Addis Mayor Carol Bourgeois and several elected officials had requested DOTD to install a traffic light to control the oddly shaped intersection. Several community meetings were held, petitions were signed, and Facebook pages were opened demanding a “Red Light for Sugarmill,” the name of the neighborhood.
But DOTD had refused, saying the statistics didn’t warrant installing a $500,000 stop light.
The two separate lawsuits uncovered a failure in the system DOTD used to count the accidents, which led the agency’s refusal to correct the intersection. DOTD had only two reports of collisions when there 31 crash reports filed, according appellate court opinions.
Juries in 2015 found DOTD partially responsible for causing both fatal accidents. Those decisions were confirmed by appellate courts in 2016 and the judgments were made final.
Frank Tomeny III, the Baton Rouge lawyer, who represented the families, said all lawsuits take time from filing to payment. But suing the state adds another hurdle.
“I knew they (legislators) eventually pay them. It effects the state’s bond rating,” Tomeny said. “I didn’t know it would take this many years,”
Because of the constitutional separation of powers doctrine, state law requires any judgment the judiciary orders an executive branch agency to pay to be approved – and the money appropriated for the expense – by the state Legislature.

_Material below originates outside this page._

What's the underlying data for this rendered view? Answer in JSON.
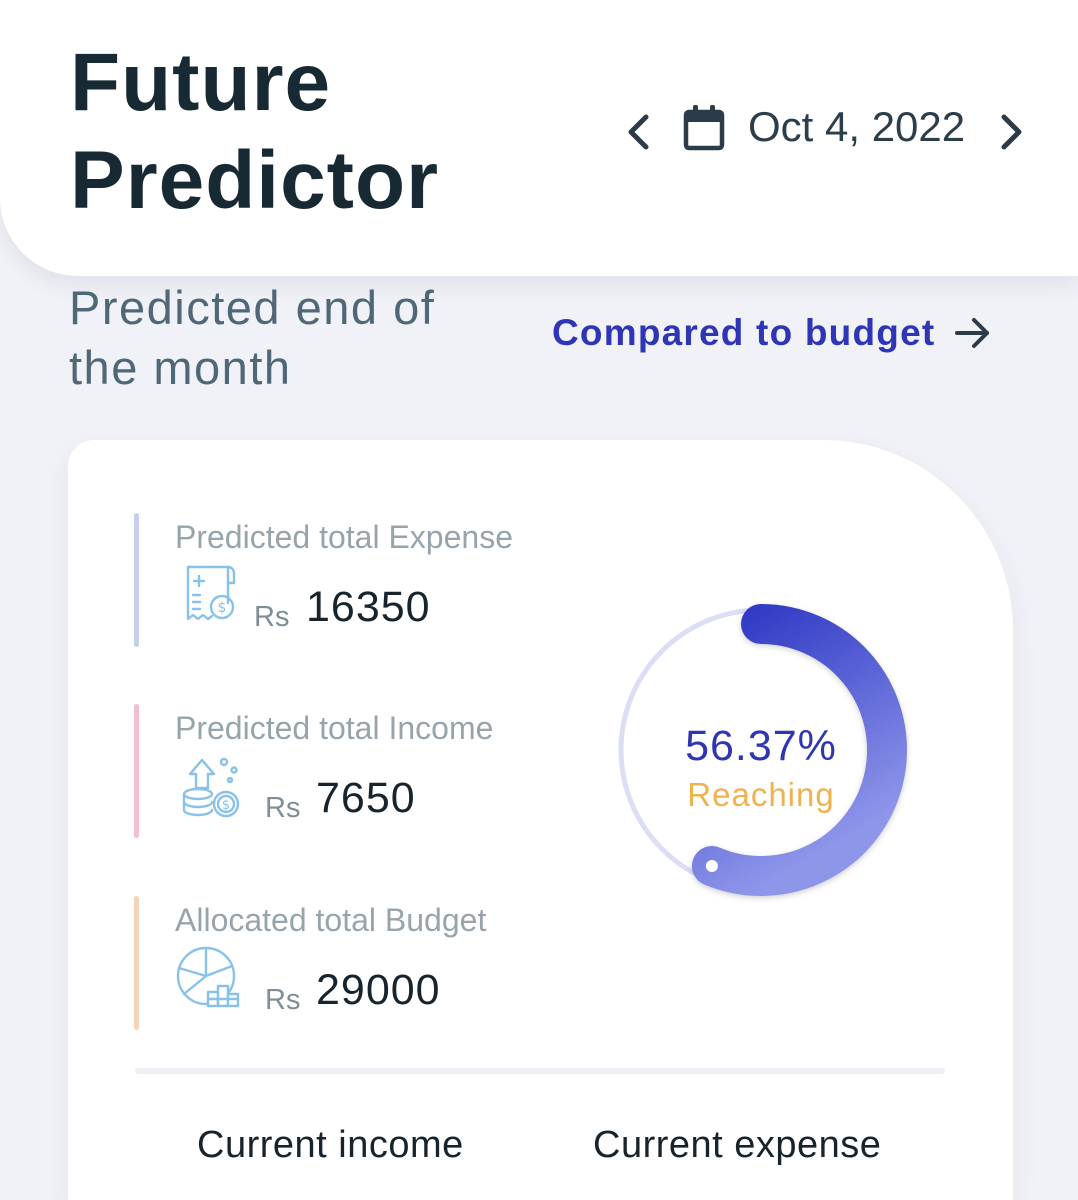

And the federal government has ruled that Louisiana couldn’t use road money to pay premiums for insurance policies that would have picked up those debt. Insurance covers many other legal claims against the state. That’s why the list of lawsuit judgments skew so heavily to road hazard cases against DOTD.
Short on funds, the Legislature flat hasn’t approved paying any of the court-ordered judgments since the 2013 session, when $12 million was paid, during the administration of Republican Gov. Bobby Jindal.
Even in cases where the state’s lawyers agreed to settle the case, rather than go to trial, weren’t paid until this year.
The state’s attorneys use the requirement of legislative approval to press injured litigants to settle their lawsuits, said Kenneth Hooks, a Baton Rouge attorney representing Pamela Adams. The situation is difficult to explain to clients, particularly those like Adams who paid bills out of pocket while waiting on legislators to act, he added.
Adams suffered a brain injury when her car hit a five-inch drop off and she lost control. She had to pay for much of her own care, such as an in-home aide to help her function.
“She had to borrow money from the bank. She’ll now be able to pay that back, but she had to pay interest on those loans, which she won’t get repaid for,” Hooks said. “We are beyond grateful to the Edwards administration and this Legislature.”
The issue was always money, there was never any thought that the state didn’t owe the judgments, particularly after most of the lawsuits went from jury verdicts through the appellate system, said Baton Rouge Republican Rep. Franklin Foil. Because he’s a lawyer and vice chairman of the House Appropriations Committee, he fielded a lot of calls from attorneys and from lobbyists representing lawyers asking for help.
There’s no official procedure, but in past years representatives from the jurisdiction where the court issued final judgment would file a bill asking for payment. The best Foil could do was help arrange, in some cases, representatives to handle that legislation.
And then, the state’s fiscal analysts discovered some excess money that hadn’t been spent in the state budget, Foil said. Diverting that money during the regular session would allow the state to pay off those judgments. Waiting for the end of the fiscal year on June 30, those same dollars would have been declared “surplus” and thus only available for paying for specific debts, which doesn’t include paying court judgments, he said.
House Appropriations Committee Chairman Cameron Henry, R-Metairie, amended all the judgments into a bill that used the excess money, before it was declared surplus, to pay off the judgments. House Bill 874 cleared the Legislature with only one no vote. Gov. John Bel Edwards signed the measure into law on May 29.
“We caught up on most the unpaid ones, at least the ones that legislators had filed bills for to be paid,” Foil said.